[Records for this exercise — start]

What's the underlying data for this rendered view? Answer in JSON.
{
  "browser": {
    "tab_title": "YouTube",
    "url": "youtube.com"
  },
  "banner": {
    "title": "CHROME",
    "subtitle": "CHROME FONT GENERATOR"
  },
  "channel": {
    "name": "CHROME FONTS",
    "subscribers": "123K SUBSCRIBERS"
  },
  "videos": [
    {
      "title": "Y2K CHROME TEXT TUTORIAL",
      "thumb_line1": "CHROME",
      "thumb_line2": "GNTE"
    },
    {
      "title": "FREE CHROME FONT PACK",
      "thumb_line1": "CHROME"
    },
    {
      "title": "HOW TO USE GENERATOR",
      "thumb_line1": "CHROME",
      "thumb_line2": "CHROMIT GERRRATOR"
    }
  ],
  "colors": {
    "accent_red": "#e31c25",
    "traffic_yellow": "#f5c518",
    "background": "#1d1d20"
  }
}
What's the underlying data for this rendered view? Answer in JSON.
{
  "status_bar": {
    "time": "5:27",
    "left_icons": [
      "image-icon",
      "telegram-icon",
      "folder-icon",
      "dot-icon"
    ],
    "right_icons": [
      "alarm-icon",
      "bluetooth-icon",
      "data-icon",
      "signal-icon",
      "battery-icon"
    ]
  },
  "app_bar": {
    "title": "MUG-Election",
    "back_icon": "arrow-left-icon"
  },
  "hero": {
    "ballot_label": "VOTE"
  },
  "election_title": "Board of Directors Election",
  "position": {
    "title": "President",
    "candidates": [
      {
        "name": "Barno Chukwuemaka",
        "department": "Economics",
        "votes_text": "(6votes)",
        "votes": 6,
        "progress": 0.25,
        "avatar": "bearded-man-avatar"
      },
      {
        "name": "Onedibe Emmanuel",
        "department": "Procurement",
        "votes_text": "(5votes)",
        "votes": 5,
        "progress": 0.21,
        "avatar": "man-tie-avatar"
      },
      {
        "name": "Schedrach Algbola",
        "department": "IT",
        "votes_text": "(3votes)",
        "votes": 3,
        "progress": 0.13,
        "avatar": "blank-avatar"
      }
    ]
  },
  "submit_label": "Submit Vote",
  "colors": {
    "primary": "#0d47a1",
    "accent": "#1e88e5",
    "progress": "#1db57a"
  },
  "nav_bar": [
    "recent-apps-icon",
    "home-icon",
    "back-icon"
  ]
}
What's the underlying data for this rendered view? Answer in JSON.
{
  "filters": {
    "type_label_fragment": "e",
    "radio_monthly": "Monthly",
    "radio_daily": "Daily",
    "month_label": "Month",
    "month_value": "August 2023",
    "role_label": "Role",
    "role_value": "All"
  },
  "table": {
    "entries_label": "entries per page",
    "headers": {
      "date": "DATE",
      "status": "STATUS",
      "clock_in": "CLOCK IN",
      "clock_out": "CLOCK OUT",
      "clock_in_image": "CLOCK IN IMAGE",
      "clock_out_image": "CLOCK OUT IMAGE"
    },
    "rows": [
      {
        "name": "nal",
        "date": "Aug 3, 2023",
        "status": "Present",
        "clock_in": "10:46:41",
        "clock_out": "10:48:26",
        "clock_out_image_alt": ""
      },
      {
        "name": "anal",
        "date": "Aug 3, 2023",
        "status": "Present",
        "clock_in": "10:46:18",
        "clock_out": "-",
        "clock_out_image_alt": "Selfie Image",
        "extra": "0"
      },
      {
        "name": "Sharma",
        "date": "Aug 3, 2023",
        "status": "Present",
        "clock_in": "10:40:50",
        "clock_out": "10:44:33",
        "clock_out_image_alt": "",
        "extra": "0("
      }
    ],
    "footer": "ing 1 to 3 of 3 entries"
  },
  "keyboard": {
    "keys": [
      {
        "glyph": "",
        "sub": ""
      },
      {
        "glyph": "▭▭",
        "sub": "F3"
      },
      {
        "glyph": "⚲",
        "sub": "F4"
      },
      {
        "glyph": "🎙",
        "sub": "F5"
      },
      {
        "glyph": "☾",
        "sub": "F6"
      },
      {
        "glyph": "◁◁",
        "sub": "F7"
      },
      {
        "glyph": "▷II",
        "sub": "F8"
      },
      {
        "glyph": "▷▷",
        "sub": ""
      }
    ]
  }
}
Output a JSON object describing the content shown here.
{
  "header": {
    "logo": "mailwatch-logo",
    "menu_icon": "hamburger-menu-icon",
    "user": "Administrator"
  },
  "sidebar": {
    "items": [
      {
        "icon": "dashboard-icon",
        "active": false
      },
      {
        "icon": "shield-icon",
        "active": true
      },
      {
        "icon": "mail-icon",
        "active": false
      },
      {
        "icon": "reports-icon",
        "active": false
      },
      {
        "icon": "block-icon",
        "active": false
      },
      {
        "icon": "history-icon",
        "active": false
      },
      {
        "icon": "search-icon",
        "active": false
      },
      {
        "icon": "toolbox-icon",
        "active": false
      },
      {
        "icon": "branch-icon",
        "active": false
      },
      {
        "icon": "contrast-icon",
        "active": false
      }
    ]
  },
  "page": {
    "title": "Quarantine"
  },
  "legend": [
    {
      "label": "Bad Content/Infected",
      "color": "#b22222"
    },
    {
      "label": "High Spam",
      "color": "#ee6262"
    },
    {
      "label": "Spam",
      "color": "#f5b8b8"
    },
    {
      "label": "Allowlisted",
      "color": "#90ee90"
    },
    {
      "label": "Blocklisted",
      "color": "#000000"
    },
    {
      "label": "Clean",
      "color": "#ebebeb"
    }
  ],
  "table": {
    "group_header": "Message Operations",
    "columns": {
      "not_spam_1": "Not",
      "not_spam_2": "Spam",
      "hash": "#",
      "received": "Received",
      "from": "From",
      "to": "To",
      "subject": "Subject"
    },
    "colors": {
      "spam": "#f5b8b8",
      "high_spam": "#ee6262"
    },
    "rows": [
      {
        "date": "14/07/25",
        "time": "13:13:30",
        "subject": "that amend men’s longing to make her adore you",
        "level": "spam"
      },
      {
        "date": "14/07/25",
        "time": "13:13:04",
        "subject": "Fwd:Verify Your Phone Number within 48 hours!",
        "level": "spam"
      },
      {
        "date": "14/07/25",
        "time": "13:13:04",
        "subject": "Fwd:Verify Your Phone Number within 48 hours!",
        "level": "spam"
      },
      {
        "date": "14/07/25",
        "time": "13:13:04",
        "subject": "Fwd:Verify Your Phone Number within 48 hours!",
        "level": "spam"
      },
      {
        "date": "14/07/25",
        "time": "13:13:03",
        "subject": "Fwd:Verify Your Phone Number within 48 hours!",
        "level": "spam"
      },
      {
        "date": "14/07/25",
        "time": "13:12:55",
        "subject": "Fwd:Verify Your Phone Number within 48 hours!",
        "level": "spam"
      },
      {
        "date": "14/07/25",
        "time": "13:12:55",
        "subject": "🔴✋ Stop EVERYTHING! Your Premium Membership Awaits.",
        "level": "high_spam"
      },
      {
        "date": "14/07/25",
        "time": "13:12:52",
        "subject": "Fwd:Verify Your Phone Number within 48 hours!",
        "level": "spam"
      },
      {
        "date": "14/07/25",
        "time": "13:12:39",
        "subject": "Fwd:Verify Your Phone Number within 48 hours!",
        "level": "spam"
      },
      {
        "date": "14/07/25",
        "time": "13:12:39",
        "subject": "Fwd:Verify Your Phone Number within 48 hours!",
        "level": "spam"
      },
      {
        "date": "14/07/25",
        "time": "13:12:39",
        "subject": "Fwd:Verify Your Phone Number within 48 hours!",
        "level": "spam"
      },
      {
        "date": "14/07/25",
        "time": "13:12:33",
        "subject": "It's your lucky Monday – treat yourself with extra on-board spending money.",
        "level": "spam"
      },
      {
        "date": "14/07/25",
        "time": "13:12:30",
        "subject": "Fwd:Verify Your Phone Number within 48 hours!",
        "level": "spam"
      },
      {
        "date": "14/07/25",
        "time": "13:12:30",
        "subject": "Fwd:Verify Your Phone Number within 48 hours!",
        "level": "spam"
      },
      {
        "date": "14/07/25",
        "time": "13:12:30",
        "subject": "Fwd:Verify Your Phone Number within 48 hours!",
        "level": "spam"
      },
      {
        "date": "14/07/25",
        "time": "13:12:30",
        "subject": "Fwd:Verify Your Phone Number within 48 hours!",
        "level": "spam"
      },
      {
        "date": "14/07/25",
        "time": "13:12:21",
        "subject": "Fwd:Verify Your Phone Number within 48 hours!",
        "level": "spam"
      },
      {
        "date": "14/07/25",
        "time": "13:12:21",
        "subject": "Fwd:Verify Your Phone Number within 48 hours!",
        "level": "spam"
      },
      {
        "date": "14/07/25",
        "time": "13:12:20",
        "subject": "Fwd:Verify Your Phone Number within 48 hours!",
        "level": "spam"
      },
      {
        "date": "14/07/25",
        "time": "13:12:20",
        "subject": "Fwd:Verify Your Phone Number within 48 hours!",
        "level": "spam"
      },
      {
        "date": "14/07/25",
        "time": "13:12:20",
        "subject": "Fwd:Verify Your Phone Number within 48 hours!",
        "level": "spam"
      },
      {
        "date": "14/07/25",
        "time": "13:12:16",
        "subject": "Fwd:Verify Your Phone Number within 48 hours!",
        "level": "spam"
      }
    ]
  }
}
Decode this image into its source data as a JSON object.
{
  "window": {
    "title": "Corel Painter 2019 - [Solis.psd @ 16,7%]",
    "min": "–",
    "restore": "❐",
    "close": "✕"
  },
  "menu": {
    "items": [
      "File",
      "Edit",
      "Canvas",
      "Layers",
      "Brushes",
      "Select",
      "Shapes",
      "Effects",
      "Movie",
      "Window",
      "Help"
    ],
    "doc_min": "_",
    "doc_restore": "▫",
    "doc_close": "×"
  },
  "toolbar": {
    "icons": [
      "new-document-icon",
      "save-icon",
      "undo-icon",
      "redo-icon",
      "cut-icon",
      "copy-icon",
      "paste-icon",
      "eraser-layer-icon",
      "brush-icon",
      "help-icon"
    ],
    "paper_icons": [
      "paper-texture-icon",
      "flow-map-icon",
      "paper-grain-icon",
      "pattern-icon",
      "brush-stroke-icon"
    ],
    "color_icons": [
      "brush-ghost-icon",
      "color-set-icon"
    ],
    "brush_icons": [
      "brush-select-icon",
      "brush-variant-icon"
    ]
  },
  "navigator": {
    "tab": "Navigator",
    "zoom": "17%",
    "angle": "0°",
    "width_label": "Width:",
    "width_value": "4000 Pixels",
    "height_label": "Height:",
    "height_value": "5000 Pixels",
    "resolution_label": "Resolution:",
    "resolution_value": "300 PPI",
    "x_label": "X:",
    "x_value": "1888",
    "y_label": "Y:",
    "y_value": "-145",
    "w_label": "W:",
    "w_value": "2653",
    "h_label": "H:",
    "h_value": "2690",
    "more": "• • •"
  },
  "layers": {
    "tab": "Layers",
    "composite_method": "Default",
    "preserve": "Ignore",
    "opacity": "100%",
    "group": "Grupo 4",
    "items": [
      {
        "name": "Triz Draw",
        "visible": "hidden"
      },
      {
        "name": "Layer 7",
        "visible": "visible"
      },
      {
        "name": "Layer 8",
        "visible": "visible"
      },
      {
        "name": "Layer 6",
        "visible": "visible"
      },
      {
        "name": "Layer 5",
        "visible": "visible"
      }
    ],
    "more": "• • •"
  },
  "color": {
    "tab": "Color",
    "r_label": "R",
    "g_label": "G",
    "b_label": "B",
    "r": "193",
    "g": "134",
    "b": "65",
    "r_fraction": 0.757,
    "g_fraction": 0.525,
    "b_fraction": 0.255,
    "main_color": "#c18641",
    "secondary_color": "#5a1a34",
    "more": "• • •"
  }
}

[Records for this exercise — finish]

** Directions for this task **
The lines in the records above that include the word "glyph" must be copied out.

** Answer to the problem **
        "glyph": "",
        "glyph": "▭▭",
        "glyph": "⚲",
        "glyph": "🎙",
        "glyph": "☾",
        "glyph": "◁◁",
        "glyph": "▷II",
        "glyph": "▷▷",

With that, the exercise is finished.